Dataset items
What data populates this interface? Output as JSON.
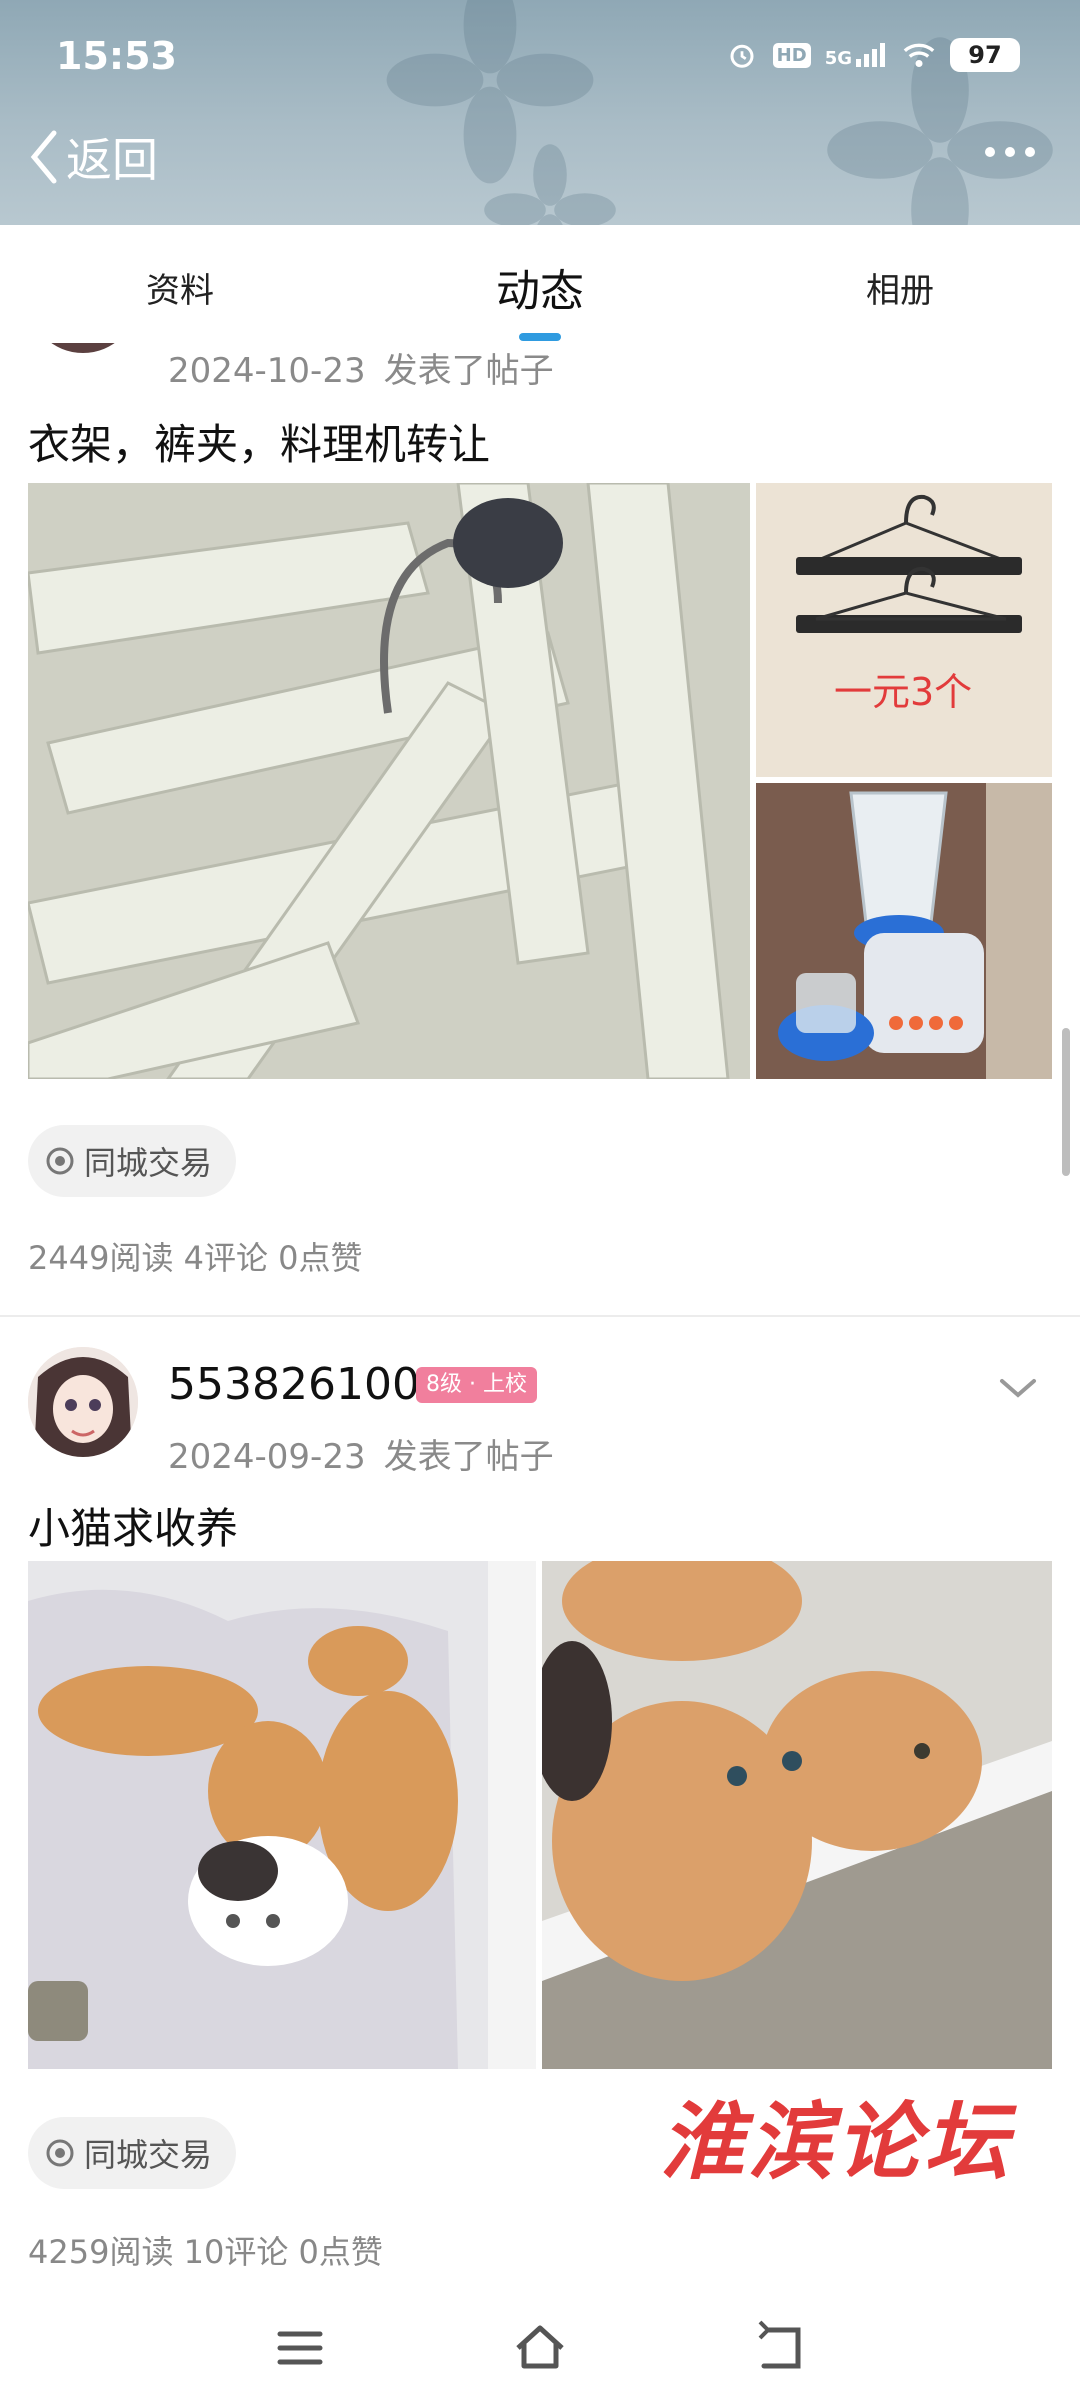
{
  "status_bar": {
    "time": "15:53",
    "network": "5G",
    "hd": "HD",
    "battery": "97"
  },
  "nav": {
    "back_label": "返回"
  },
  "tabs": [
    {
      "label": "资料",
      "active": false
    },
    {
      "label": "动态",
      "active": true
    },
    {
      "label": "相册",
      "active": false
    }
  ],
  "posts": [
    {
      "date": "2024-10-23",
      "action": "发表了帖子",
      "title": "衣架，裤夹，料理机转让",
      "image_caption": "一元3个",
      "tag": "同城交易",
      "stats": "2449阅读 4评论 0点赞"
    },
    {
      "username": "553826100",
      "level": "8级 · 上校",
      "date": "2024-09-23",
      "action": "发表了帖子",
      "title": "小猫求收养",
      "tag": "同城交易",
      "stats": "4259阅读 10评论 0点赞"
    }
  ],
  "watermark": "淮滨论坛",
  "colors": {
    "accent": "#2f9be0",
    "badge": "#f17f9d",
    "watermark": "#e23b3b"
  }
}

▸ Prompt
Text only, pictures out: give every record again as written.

▸ Answer box
What data populates this interface? Output as JSON.
{
  "status_bar": {
    "time": "15:53",
    "network": "5G",
    "hd": "HD",
    "battery": "97"
  },
  "nav": {
    "back_label": "返回"
  },
  "tabs": [
    {
      "label": "资料",
      "active": false
    },
    {
      "label": "动态",
      "active": true
    },
    {
      "label": "相册",
      "active": false
    }
  ],
  "posts": [
    {
      "date": "2024-10-23",
      "action": "发表了帖子",
      "title": "衣架，裤夹，料理机转让",
      "image_caption": "一元3个",
      "tag": "同城交易",
      "stats": "2449阅读 4评论 0点赞"
    },
    {
      "username": "553826100",
      "level": "8级 · 上校",
      "date": "2024-09-23",
      "action": "发表了帖子",
      "title": "小猫求收养",
      "tag": "同城交易",
      "stats": "4259阅读 10评论 0点赞"
    }
  ],
  "watermark": "淮滨论坛",
  "colors": {
    "accent": "#2f9be0",
    "badge": "#f17f9d",
    "watermark": "#e23b3b"
  }
}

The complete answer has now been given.